Digitalisation is changing the battlefield
The battlefield is changing rapidly and there is a high demand for new tech in defence, not least in Ukraine. We asked Jonatan Olofsson, specialist in autonomous functions at Saab, how the battlefield has changed lately.
“We can see that civilian products are being used in completely new ways, and the development of the products is taking place at a speed that the military domain is not used to. Civilian products are being used to avoid slow development of military equipment, the need for products that can be in service quickly has been the priority. Ukraine had a vibrant, agile, tech-sector even before the invasion, and it is now expanding and supporting both the economy and operations through the war.”
What sort of products are being used?
“It’s clear that products that exist are preferred to products that don’t. This means that, for example, civilian drones that can be used today at scale are being widely put to new uses. We see many remote-controlled systems, which are not necessarily super intelligent but they contribute with camera feeds, ‘eye in the sky’, anywhere at any time or used to deliver explosives or even carry speakers to guide surrendering enemy soldiers.
"I think there will be a switch to simpler systems in bigger amounts. Swarms can overload the defence systems."
Open-source end-to-end encrypted chat-apps have soared in use and are easily distributed through standard app-stores. Internet use has shifted to mobile devices, indicating reliance on mobile apps for communication and information, including official information and civil defence alerts.

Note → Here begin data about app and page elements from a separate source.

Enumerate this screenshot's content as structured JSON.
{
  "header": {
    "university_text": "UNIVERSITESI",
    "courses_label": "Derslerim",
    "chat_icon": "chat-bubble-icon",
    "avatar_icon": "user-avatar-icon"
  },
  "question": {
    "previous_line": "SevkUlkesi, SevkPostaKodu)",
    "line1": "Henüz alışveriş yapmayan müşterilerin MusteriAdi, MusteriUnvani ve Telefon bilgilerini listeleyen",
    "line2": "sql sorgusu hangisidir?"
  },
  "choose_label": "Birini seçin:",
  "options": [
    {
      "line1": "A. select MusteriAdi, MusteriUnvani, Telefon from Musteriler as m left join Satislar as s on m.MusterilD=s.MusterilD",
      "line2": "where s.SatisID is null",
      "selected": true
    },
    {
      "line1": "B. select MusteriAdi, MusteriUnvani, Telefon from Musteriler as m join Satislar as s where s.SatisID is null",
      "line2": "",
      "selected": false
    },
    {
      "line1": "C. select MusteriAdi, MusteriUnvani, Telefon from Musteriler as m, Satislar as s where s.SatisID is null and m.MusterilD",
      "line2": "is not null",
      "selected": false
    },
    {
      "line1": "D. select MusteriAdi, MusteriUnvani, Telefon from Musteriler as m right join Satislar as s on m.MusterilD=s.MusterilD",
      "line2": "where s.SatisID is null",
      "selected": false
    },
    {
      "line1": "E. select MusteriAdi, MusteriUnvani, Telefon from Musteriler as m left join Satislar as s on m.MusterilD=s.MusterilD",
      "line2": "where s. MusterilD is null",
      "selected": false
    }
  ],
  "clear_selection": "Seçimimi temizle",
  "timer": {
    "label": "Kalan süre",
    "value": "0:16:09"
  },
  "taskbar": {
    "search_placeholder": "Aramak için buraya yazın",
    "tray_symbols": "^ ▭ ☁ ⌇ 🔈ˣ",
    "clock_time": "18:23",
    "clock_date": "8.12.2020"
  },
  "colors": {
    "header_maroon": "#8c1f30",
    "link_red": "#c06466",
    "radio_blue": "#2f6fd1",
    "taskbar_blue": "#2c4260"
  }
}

Thanks to everyday technology, we can follow a soldier’s everyday life in the ‘battlefield’ of social media, but we need to keep in mind that they each have their own agenda and reasons to share what they are sharing.”
What are the consequences of this rapid development?
”Not least, it creates a dynamic environment which is even less predictable than during other wars. The psychological warfare online is affecting people on the home front that are in no way prepared for the propaganda to appear in their Facebook or X feeds. On the front lines, systems appear that weren’t in any war plans or games. Generally, safety and security in development might be secondary to ‘getting stuff done’.”
How is AI being used?
”The internet and cyberspace is a battlefield where AI is being used to some extent, but software in general is used through social media to interfere with the national and individual attitudes to war. The psychological aspect is becoming more and more important. Even with limited resources you can now reach and affect millions of people.”
What do you think the future battlefield will look like?
“I think there will be a switch to simpler systems in bigger amounts. Swarms can overload the defence systems, just imagine 30 small fast boats versus a frigate – it’s impossible for the frigate to destroy them all. This will introduce an asymmetry of cost as well – when one operator will be able to manage many systems, it will be a new paradigm for both attack and defence. As a consequence of their numbers, the systems need to become ‘smarter’ to act autonomously while aligning to the intent of the responsible human.”